Task description: Lines with the word "heading" are the ones wanted. Copy each of them from the entries below.

Information shown:

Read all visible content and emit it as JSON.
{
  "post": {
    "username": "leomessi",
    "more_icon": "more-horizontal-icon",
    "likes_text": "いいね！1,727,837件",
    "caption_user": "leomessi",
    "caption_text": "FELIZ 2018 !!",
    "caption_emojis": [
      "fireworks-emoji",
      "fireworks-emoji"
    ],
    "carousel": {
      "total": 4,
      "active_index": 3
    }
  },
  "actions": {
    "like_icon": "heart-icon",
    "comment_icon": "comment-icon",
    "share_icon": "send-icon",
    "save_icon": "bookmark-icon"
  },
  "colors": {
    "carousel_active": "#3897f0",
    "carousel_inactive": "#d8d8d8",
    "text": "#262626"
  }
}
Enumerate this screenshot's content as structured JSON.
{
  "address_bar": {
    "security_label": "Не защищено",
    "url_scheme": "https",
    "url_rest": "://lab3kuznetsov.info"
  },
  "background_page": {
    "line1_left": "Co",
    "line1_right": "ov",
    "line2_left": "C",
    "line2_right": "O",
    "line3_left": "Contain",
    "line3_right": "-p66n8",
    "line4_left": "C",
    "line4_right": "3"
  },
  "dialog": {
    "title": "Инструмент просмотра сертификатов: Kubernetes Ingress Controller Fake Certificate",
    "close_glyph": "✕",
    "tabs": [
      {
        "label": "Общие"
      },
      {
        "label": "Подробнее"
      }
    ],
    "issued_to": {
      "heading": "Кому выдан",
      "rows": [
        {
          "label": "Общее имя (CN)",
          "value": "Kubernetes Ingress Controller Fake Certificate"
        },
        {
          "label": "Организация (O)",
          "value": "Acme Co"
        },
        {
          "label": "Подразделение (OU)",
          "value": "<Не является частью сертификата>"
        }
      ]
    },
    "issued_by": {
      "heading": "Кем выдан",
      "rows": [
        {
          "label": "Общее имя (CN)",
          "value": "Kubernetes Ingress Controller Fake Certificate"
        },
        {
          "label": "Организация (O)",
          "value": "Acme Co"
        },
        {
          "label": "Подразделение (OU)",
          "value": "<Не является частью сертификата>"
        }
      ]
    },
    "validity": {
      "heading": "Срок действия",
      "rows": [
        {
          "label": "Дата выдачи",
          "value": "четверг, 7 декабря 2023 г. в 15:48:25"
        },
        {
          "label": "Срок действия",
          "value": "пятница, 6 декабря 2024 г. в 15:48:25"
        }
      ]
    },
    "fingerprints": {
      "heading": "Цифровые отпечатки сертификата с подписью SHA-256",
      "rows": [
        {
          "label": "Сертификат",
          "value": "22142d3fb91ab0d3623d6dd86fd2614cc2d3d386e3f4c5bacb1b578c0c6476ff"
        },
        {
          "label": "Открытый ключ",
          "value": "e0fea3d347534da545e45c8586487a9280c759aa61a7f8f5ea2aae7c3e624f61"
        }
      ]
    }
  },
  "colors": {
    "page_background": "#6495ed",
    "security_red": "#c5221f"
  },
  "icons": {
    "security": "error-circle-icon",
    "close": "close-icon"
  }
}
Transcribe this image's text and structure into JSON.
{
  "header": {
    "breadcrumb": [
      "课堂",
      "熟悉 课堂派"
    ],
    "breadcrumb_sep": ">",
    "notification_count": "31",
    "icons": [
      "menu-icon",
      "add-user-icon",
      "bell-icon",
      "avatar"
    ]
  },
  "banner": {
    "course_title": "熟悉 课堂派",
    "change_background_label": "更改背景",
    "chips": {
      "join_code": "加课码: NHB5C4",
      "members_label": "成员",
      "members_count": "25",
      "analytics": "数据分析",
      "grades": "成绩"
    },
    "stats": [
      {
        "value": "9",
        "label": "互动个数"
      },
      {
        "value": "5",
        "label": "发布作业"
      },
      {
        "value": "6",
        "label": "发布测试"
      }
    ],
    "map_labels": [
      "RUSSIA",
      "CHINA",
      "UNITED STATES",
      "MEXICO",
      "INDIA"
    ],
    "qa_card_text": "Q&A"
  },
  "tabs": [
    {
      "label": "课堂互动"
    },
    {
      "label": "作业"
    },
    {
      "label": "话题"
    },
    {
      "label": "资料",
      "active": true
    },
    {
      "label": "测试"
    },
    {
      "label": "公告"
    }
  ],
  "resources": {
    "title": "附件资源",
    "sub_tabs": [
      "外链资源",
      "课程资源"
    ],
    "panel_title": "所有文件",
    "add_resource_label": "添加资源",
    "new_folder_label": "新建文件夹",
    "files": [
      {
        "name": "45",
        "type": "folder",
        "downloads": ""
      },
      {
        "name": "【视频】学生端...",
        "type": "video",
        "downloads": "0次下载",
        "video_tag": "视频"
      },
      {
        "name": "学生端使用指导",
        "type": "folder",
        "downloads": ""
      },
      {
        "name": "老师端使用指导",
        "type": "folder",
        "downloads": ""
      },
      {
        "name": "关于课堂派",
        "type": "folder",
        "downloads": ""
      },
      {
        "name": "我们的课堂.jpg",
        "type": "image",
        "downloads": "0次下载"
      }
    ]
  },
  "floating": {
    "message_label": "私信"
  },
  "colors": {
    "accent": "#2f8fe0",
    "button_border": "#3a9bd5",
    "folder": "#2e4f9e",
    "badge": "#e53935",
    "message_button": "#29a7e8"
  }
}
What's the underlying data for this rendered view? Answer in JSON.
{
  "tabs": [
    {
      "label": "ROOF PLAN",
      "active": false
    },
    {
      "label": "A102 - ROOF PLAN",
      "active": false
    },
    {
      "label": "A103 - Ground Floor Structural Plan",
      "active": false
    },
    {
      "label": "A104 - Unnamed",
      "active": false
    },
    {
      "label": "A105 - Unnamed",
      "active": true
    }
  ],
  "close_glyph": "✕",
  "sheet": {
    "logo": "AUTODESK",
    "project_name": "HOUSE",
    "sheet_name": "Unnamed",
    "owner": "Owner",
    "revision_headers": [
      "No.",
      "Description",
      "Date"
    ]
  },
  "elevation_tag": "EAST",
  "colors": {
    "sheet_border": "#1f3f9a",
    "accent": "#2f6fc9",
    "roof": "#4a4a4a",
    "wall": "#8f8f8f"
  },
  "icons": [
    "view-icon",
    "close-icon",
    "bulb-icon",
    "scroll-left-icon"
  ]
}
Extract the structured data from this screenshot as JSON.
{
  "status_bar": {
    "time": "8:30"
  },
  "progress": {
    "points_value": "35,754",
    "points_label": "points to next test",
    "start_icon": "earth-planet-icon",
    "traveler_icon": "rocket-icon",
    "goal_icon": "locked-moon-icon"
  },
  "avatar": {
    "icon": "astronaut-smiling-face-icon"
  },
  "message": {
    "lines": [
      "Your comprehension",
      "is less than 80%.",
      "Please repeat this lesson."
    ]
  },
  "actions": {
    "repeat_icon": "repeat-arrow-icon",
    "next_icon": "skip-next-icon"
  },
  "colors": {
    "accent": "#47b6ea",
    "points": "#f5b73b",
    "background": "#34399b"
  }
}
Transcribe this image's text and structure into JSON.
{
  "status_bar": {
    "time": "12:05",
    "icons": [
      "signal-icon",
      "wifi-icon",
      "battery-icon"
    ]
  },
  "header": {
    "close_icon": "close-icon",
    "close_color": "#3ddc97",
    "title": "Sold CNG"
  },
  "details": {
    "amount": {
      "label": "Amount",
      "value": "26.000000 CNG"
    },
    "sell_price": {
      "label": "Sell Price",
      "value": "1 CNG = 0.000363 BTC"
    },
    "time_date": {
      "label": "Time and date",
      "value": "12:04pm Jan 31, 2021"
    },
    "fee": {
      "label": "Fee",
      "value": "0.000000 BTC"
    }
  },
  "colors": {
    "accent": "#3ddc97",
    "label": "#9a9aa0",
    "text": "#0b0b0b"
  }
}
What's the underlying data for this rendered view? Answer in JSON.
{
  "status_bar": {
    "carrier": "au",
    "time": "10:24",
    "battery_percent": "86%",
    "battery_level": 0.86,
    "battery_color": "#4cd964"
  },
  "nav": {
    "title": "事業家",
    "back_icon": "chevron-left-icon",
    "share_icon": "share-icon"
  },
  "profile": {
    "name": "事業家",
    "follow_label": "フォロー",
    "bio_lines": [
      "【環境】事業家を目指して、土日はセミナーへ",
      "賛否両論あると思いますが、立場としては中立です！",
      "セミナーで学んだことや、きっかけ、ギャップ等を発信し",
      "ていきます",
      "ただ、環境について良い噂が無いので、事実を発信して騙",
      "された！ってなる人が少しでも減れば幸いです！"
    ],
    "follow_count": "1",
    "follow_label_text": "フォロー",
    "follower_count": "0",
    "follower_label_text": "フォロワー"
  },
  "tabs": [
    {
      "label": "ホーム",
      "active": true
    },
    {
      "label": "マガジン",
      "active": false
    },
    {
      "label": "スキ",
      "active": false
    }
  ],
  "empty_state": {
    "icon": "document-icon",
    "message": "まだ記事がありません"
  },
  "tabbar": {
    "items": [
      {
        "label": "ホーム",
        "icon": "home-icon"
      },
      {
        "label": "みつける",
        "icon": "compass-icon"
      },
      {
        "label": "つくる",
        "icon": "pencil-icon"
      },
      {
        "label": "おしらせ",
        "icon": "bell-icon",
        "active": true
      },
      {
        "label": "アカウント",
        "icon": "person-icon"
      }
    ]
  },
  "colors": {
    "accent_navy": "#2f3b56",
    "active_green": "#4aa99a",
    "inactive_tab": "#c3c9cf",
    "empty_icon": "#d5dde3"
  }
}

Response to the task:
      "heading": "Кому выдан",
      "heading": "Кем выдан",
      "heading": "Срок действия",
      "heading": "Цифровые отпечатки сертификата с подписью SHA-256",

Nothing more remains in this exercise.